I did stop at a bus stop at the south end of Longmont and contemplated jumping on a bus. The wind had started to pick up and I was just so unsure of how strong it was going to get, and how much longer it would take before the gale force winds returned. After about 30 seconds I jumped back on Scooter and started off again — knowing that there was at least one more bus stop that I would pass on my route to work. I was on pace to be at that bus stop a good 15-20 minutes before the next bus was scheduled to arrive there. Once I got to that bus stop, I debated with myself again on whether to continue on Scooter or jump on the bus. It was not a clear call. The wind was a bit stronger and still coming at me from the southwest (I was travelling south to southeast). The bus would not arrive for another 15 mnutes. Hell, I can cover a lot of ground in 15 minutes… so I took off again. Now I was committed to riding the rest of the way into work (another 1.5 hours of riding normally).
Still in the dark, still riding into a light wind. Scooter and I just settled into a nice pace and counted off the miles. We turned off of CO-287 onto CO-52. We took that east to County Line Rd where we once again headed south. I have avoided this road because it has a very narrow shoulder but today I decided to give it a whirl. Turned out to be fine. As early as we were, the traffic was light and there was very little sand/debris to worry about. But, as we went through the small town of Erie the wind started to pick up. I was still a good 8-10 miles from work. I figured I had probably run out of luck. I started to ride with a little more energy and sense of urgency. As we rode south, the wind was much more of a factor. And, so was the temperature. It must’ve dropped about 15 degrees and now I was wishing I had dressed more warmly. As soon as we turned west I got some relief and even a gentle push from the westerly component of the wind. The sun was also starting to paint the esatern sky orange and pink. Just beautiful.
I stopped and took a few photos of the foothills before making the final push into work. I got there none too soon. In the 20 minutes it took me to shower and change into my work clothes, the winds really kicked up. The wind howled all day too. By evening, wind gusts in the 50-60 mph range were playing havic in Boulder — where we went to watch the University of Colorado men’s basketball team beat Kent State in the NIT quarter finals.
This shot of the foothills is taken from the highest point on my commute — right before I drop into Broomfield.

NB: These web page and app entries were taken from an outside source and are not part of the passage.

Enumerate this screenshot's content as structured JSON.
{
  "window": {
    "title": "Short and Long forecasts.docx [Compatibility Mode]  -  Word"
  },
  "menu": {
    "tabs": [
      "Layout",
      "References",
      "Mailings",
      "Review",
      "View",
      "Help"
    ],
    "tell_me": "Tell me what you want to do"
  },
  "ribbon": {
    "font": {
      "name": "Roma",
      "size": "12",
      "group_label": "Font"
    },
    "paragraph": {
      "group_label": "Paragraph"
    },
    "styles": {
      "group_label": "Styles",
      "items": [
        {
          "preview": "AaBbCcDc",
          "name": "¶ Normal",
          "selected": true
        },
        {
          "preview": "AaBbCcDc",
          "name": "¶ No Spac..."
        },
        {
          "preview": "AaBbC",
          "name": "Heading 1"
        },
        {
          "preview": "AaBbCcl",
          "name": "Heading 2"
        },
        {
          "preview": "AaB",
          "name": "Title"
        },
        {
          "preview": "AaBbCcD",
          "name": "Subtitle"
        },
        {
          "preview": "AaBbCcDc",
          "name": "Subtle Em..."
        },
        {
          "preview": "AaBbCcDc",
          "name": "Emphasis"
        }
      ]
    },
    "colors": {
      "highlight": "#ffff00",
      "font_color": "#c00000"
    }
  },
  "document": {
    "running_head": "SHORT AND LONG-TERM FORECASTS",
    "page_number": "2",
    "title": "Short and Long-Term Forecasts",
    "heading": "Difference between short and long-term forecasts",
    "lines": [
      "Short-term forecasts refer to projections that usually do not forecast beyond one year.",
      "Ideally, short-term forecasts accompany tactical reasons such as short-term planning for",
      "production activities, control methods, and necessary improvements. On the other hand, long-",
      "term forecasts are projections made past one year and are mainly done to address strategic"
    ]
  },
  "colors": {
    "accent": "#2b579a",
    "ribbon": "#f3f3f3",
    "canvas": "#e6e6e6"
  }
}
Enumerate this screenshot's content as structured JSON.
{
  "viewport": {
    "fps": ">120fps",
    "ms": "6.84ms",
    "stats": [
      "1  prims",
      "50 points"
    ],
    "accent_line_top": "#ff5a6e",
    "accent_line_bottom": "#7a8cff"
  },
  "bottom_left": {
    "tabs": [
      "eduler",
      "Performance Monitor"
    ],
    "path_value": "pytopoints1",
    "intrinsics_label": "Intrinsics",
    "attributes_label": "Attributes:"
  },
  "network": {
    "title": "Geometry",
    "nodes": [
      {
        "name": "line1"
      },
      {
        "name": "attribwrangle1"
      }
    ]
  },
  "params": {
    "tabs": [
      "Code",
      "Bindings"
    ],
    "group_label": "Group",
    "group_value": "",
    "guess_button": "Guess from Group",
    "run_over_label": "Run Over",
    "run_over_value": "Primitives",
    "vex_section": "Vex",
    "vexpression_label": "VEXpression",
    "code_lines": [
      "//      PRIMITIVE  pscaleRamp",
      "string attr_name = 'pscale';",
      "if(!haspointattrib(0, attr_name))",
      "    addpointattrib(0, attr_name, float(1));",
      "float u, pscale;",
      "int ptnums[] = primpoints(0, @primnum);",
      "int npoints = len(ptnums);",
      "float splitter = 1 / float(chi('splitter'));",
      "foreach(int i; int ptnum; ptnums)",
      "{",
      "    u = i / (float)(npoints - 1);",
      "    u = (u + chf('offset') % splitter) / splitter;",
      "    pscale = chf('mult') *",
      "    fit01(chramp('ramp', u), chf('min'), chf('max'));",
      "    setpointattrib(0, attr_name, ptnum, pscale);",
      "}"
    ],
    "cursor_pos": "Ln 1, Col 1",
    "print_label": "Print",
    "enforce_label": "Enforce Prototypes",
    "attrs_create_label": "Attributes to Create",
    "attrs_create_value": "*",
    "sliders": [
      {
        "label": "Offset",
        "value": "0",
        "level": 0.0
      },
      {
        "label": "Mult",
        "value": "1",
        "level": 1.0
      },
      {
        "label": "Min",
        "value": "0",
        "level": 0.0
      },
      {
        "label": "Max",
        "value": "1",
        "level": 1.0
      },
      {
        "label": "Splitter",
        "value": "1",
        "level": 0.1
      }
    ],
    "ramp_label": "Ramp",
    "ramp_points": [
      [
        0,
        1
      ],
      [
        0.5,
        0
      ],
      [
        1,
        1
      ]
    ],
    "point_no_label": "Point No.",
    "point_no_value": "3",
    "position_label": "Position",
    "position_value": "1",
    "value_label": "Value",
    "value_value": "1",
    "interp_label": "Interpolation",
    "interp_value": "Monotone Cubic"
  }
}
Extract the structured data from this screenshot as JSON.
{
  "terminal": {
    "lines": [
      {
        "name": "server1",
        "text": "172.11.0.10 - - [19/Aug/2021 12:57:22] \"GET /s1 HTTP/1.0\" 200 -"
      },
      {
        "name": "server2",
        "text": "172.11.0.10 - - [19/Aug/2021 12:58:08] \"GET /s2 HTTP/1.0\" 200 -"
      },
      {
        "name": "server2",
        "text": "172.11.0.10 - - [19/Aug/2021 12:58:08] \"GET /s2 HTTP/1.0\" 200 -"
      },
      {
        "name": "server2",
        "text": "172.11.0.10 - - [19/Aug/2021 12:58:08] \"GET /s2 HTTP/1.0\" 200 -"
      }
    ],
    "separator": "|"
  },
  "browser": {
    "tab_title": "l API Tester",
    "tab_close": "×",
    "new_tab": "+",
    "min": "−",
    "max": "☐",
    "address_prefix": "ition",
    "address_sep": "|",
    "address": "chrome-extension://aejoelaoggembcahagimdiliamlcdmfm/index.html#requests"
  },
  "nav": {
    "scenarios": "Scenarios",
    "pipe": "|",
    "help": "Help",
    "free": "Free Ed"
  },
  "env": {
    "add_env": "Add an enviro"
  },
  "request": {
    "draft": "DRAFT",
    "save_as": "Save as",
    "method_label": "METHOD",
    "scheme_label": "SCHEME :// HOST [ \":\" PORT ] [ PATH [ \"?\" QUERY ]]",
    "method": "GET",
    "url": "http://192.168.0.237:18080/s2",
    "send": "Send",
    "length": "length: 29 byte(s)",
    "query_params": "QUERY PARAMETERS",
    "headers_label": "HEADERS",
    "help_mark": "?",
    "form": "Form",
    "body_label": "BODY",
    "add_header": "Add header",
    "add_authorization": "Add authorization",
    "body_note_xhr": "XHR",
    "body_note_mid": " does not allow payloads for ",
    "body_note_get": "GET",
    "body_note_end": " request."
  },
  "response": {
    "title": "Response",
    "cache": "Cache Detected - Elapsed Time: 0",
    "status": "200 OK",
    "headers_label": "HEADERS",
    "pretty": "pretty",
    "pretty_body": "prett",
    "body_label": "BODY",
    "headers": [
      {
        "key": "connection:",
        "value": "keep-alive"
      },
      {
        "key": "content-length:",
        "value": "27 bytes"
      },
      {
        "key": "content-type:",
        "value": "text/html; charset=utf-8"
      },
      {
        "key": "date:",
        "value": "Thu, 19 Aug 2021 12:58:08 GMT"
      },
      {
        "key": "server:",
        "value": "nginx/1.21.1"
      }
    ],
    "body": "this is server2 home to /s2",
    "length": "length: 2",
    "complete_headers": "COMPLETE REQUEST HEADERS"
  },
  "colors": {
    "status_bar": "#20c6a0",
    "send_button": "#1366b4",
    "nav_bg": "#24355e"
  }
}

The stop sign photo was taken about 20 minutes from work — after riding in the dark for about 2 hours!
The moon was a great companion on this ride. Without it things would have been even darker. UGH!